Rabbi Dr Naftali Brawer gives an Orthodox perspective, and Rabbi Dr Jonathan Romain a Progressive one, on problems in Jewish life
Question: On leaving a Jewish cemetery, I saw a notice instructing me to wash my hands on leaving and was told it was to wash away evil spirits. I can’t believe this could be true, but if it is, what are the evil spirits?(Question)
Rabbi Naftali Brawer
Naftali Brawer is the CEO of the Spiritual Capital Foundation.
The sages of the Talmud clearly believed in evil spirits and demons and so to did many leading rabbis of the Middle Ages, particularly the German pietists known as the Chasidei Ashkenaz (12th -13th centuries) as well as the Kabbalists. This resulted in a whole range of practices to be avoided and rituals to be enacted in the hope of avoiding these dark spirits and the harm they were believed to bring about.
Such practices include not consuming beverages, shelled eggs, peeled onions and garlic that have been left overnight: being careful not to eat or drink an even number of the same food item or beverage in any one meal: as well as various incantations and practices particularly around childbirth.
Many, but not all of these customs have fallen out of practice today and the reason for this is often ascribed to the assertion of Tosafot (Yoma 77b) that evil spirits are no longer prevalent in our societies. Tosafot upholds the integrity of the talmudic sages, on the one hand, by tacitly acknowledging that such forces did once exist, while at the same time freeing future generations from having to accept such notions that clearly conflict with our perception of reality.
Maimonides, however, is more strident in his objections to superstitions. He contends that Judaism stands in opposition to such thinking and that any belief in evil spirits or magic is nothing less than idolatry.
Yet despite Tosafot and Maimonides, there are still many superstitious practices prevalent in certain Jewish circles today, many of which are imports from other cultures and belief systems such as the red string and the hand shaped hamsa amulet.
In terms of washing hands after a funeral, there are those who would interpret this practice as banishing evil spirits and yet there are others who would simply see it as a life-affirming ritual after an encounter with death. Some even have the custom of washing their face as well and reciting the verse from Isaiah 25:8, “He will destroy death forever and the Lord God will wipe away the tears from all faces.” Then there is the custom, not widely practiced in this country, of not drying one’s hands afterwards. For by drying them, one figuratively wipes away all traces of the funeral ceremony and the memory of the deceased which ought to linger even as life moves on.
Rabbi Jonathan Romain
Jonathan Romain is rabbi at Maidenhead (Reform) Synagogue.
This is an example of a noble idea that has become sullied by superstitious nonsense.
One of the key principles of Judaism is that it celebrates life from several different viewpoints: first, life is good and should be lived to the full; second, we have no real knowledge of what comes afterwards and should not waste too much time speculating about it; third, life is of value in itself, not merely a forerunner of something better to come, and so we should concentrate on the here and now.

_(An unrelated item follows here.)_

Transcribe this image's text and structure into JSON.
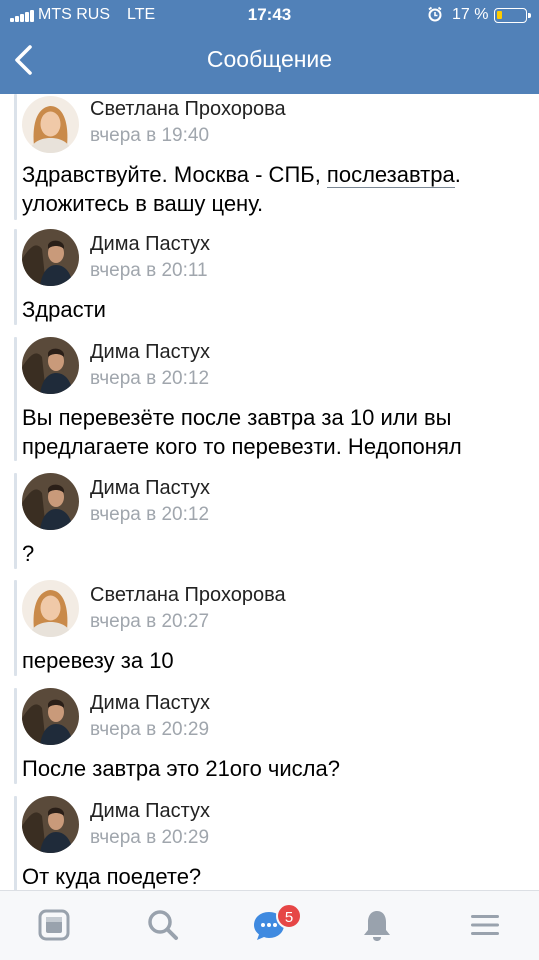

For all these reasons, Judaism has maintained a carefully structured approach to death. The emotions involved in a bereavement are given expression through the funeral and mourning rituals, and the sense of grief is allowed to vent itself fully.
However, the grief is also limited. The intensity of the shivah is curtailed to a week only and the month of sheloshim takes over, followed by a year’s worth of do’s and don’ts, and then an annual yarzheit. It is a fast-moving escalator out of loss and back into life.
That is one of the reasons why a Jewish cemetery is located away from a synagogue — whereas Christian ones were placed around the Church itself — to give the message that death has to be acknowledged, but should not envelop everyday living.
The custom of washing hands on leaving a cemetery carries that same thought, and is a personal act by which the person attending the grounds marks the transition from departing the place of death to entering that of life; it is also an attempt mentally to leave behind the realm of the past and re-embrace the present.
Unfortunately, this powerful ritual has become associated with the idea of using water to prevent the spirits of the dead following you from the cemetery. It assumes the existence of dead spirits, reckons they are malign and are frightened away by water; it comes from the same fairy-tale world that helped Dorothy defeat the Wicked Witch of the West in the Wizard of Oz.
Similar examples of meaningful Jewish rituals being tarnished by crass re-interpretation might include covering mirrors in the house of mourning lest the dead spirit be reflected in them, or breaking a glass at a wedding to shoo away devils.
So carry on washing your hands as you depart the cemetery, but for the real reasons, not the folk fears